DATA:
_ _ _ _ _ _ _
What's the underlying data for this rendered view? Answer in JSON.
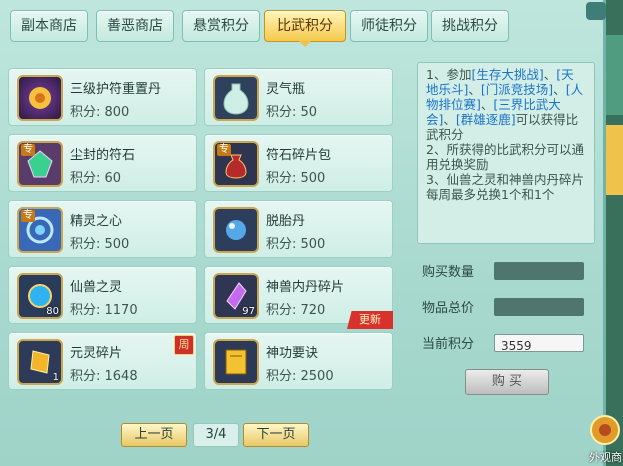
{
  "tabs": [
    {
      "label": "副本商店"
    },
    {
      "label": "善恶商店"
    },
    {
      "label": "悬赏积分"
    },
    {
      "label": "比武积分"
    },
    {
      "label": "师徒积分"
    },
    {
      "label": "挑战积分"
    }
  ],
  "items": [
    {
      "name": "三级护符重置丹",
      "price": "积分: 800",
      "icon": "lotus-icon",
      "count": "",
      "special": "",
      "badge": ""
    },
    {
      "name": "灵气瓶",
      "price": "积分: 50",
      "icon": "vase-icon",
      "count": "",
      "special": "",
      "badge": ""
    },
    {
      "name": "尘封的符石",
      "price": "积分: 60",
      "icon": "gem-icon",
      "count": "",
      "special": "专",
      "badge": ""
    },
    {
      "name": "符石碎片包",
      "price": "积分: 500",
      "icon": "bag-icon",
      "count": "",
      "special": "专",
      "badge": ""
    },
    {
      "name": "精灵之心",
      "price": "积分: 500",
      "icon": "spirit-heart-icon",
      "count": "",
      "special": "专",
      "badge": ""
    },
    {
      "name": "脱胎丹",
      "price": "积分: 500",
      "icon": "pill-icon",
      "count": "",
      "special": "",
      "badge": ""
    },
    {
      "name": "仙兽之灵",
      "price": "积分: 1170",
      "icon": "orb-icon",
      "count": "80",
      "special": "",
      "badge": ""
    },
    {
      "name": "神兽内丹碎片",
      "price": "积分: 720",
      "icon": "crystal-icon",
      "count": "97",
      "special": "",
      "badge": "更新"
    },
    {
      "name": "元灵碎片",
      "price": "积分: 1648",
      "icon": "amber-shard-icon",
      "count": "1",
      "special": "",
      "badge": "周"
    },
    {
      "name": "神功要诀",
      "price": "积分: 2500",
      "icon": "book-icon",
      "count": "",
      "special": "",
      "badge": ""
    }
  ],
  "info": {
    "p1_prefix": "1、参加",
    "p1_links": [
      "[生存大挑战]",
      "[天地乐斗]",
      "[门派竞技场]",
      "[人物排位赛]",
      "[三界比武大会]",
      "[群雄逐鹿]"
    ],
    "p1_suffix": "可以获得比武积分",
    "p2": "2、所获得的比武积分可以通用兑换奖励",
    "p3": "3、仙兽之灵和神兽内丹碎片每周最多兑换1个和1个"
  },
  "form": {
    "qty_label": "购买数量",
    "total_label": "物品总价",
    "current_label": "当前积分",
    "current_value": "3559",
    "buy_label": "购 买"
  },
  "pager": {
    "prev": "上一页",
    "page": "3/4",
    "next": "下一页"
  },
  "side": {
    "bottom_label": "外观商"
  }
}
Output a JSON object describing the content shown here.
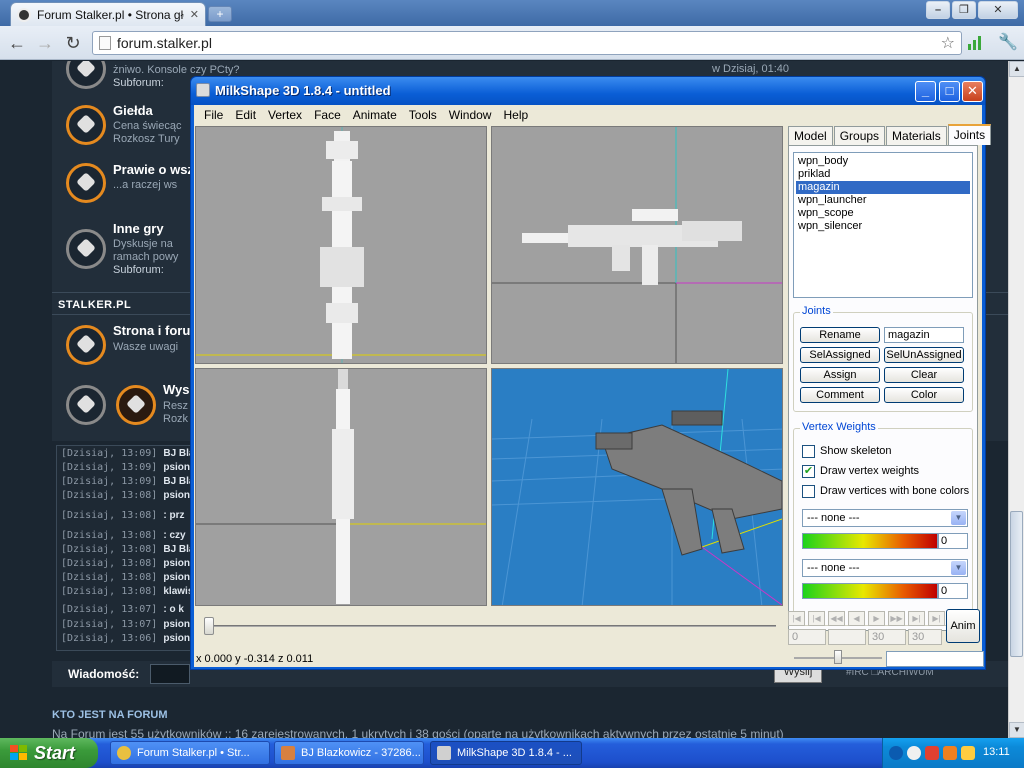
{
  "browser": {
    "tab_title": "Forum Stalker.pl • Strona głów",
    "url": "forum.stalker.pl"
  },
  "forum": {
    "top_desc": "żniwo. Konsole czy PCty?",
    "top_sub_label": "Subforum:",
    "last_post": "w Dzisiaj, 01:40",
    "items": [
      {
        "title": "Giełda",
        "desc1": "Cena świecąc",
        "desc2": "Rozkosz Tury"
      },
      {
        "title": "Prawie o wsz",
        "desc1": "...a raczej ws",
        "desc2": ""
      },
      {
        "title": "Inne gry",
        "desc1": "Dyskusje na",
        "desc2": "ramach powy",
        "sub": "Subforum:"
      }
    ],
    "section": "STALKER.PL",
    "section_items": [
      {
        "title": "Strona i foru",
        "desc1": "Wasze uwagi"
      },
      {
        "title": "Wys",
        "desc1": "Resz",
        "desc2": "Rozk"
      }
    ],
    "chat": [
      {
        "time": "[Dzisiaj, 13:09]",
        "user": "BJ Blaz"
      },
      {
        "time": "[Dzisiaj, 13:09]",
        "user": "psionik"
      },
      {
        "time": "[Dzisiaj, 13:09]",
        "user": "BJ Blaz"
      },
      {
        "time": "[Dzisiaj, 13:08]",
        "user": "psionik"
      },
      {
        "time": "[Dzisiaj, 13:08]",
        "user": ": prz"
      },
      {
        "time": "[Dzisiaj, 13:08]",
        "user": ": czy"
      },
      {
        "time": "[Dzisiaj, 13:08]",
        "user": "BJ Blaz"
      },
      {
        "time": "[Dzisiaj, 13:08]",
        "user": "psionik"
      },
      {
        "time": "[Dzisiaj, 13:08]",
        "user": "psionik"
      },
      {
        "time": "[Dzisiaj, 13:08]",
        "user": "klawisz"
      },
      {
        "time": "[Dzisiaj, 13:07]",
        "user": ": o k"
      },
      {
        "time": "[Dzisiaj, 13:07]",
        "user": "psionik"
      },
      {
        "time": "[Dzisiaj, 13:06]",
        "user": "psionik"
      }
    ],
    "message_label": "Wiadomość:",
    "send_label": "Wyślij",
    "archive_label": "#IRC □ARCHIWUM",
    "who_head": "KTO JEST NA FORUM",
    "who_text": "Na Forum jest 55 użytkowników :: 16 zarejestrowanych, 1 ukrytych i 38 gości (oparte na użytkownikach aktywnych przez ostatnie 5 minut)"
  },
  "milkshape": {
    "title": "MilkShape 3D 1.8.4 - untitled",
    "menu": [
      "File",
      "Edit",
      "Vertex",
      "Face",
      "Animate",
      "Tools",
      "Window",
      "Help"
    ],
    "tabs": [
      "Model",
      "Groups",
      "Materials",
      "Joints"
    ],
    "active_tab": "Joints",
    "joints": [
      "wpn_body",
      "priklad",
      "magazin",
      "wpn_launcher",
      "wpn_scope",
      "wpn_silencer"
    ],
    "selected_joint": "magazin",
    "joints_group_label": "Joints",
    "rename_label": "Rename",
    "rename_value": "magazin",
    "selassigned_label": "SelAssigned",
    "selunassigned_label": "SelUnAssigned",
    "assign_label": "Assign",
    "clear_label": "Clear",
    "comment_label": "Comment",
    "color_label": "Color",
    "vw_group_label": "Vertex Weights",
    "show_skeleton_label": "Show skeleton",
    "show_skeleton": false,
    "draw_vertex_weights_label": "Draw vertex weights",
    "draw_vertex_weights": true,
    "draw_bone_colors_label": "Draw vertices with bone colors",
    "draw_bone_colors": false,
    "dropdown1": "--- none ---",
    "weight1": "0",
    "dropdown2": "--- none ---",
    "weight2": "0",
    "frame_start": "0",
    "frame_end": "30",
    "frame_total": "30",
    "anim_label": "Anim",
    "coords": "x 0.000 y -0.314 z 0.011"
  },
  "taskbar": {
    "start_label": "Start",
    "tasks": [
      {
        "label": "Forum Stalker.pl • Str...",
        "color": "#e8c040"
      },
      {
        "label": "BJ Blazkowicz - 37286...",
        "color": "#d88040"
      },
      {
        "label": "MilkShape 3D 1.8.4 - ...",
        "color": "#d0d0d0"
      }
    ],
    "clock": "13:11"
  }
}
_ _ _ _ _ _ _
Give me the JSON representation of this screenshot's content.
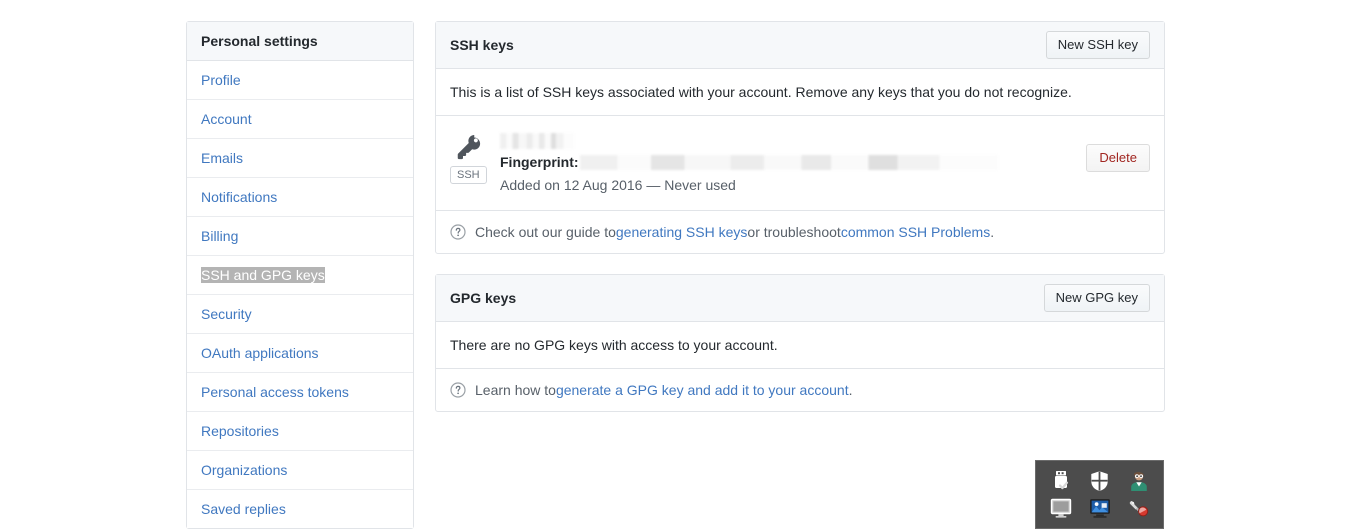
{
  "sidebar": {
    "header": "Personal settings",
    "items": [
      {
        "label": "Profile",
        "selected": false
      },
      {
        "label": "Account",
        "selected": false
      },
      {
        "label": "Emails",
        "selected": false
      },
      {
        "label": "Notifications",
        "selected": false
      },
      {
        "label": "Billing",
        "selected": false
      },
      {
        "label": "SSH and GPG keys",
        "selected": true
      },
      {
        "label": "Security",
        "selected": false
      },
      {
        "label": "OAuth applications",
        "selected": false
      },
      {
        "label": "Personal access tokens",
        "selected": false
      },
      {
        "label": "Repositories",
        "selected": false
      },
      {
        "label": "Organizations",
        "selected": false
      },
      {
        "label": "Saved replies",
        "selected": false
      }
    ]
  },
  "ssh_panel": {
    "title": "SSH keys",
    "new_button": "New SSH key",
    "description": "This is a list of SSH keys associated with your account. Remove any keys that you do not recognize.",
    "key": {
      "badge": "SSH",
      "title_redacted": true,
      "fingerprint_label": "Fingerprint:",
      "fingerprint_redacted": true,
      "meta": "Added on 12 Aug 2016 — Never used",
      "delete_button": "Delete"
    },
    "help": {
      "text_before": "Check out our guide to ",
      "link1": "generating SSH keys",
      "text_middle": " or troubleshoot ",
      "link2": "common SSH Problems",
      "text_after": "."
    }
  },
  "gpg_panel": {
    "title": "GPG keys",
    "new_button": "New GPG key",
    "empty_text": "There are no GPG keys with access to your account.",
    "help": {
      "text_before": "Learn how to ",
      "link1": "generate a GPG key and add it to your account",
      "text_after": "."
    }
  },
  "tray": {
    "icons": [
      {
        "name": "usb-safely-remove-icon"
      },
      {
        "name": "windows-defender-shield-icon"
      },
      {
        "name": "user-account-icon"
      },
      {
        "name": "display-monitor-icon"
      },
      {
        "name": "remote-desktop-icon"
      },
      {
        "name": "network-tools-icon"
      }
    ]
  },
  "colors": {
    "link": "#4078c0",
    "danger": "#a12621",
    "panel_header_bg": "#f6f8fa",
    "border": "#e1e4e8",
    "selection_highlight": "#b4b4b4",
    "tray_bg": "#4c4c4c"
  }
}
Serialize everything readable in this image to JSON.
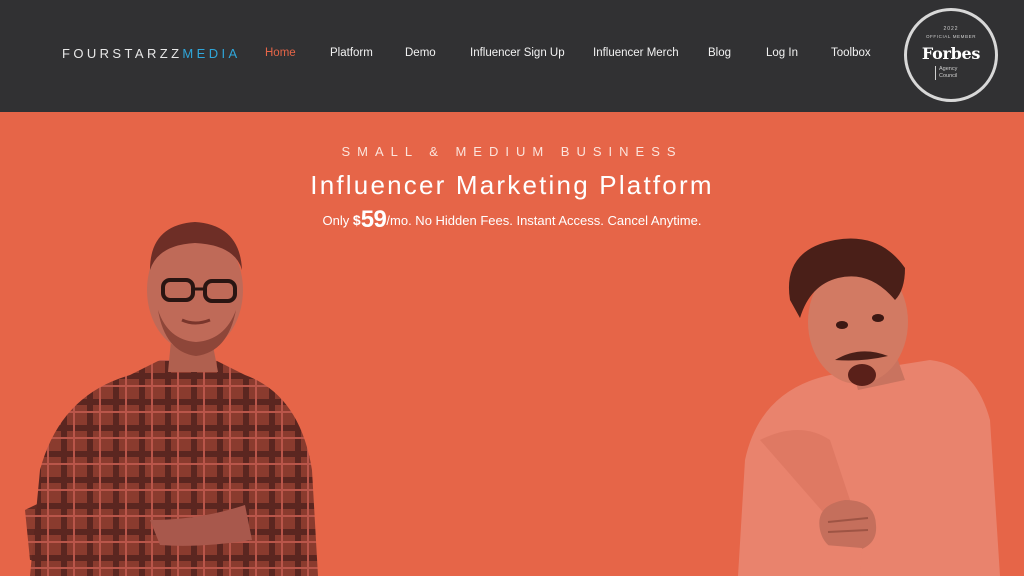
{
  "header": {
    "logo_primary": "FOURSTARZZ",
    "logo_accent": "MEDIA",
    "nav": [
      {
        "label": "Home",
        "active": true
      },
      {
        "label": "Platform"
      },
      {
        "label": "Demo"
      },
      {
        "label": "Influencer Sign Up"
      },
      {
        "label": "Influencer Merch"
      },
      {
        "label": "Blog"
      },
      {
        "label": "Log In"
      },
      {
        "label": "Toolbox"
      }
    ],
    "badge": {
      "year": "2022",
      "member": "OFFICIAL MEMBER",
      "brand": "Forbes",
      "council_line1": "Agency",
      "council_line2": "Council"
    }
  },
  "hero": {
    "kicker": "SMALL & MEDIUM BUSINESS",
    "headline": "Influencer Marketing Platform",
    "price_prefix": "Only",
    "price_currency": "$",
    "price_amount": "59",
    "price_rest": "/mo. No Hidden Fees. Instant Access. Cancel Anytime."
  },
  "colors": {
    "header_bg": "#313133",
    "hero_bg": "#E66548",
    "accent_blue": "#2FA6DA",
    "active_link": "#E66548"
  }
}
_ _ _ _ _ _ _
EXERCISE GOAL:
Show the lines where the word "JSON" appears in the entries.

ANSWER AREA:
What's the underlying data for this rendered view? Answer in JSON.
Output a JSON object describing the content shown here.
Give me the JSON representation of this screenshot's content.
Serialize everything readable in this image to JSON.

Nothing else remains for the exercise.